Exercise details: Every line with the string "Host" in it belongs in your answer, so copy them all from the data.
── Data section
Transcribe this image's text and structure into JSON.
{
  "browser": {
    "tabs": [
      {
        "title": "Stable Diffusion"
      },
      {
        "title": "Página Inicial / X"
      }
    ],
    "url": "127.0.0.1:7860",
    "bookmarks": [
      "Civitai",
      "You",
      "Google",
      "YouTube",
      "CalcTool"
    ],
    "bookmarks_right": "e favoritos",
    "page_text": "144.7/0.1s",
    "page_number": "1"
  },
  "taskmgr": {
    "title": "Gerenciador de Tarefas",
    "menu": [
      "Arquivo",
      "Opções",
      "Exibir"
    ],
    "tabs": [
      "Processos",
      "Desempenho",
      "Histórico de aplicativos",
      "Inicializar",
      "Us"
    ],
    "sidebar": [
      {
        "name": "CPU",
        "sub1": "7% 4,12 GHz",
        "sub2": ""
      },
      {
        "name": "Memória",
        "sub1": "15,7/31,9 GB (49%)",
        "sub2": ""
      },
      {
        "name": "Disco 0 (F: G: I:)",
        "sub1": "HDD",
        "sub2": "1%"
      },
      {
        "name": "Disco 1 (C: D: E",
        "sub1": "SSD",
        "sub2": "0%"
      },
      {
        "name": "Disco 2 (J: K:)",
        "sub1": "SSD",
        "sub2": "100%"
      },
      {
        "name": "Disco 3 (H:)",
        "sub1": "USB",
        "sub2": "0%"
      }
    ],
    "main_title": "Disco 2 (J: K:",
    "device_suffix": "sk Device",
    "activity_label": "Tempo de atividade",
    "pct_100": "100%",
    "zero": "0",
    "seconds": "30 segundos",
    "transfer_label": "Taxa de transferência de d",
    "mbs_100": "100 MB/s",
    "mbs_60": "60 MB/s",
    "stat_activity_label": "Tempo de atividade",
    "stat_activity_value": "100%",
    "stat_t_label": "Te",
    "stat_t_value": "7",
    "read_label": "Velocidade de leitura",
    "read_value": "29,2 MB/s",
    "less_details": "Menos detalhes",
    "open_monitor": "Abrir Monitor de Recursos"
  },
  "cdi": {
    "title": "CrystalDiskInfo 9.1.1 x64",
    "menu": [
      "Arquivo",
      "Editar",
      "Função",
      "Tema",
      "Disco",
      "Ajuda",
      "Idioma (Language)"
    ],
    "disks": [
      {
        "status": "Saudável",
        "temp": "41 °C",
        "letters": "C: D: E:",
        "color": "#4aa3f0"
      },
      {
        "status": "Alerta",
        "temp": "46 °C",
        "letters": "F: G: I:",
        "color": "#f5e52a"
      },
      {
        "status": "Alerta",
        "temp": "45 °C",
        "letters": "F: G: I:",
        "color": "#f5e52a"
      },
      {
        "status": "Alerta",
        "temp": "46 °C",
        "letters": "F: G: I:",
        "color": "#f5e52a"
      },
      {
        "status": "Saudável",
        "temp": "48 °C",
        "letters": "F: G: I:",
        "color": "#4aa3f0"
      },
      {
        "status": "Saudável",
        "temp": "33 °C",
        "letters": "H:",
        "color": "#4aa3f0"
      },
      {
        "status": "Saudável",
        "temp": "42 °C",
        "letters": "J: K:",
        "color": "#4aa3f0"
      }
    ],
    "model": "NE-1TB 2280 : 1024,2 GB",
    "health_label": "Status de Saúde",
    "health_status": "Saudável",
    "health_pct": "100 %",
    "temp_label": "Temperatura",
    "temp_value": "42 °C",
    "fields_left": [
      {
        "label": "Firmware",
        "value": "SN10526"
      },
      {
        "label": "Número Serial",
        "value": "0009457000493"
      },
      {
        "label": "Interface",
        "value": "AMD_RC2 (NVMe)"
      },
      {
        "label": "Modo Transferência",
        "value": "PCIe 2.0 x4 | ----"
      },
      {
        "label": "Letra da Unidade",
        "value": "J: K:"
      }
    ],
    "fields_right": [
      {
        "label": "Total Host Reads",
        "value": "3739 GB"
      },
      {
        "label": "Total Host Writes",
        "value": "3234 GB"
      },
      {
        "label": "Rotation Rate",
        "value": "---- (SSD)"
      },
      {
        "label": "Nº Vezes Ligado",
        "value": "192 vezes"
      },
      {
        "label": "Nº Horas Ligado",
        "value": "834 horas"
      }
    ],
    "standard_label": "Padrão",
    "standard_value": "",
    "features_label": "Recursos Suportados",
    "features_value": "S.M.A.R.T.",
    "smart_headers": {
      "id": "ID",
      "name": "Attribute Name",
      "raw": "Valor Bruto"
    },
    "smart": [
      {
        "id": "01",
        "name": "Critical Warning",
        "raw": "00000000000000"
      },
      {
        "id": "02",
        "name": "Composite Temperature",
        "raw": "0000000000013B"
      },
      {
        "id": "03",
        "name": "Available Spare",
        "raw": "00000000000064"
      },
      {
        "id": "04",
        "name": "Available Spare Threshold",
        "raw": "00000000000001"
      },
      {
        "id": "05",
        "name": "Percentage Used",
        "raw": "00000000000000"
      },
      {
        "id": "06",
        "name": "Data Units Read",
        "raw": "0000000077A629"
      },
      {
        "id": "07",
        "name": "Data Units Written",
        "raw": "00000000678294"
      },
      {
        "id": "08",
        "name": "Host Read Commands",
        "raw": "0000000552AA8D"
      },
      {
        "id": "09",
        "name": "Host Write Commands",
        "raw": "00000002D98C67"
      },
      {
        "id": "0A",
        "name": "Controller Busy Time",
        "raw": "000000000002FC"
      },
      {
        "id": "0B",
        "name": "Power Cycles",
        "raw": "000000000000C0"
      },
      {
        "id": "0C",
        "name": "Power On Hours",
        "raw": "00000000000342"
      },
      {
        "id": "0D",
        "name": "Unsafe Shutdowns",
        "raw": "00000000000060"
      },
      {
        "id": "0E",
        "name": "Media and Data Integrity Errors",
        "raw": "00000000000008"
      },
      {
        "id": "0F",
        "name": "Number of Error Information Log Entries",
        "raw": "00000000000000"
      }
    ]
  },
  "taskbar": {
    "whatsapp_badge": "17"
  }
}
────
Output below:
        "label": "Total Host Reads",
        "label": "Total Host Writes",
        "name": "Host Read Commands",
        "name": "Host Write Commands",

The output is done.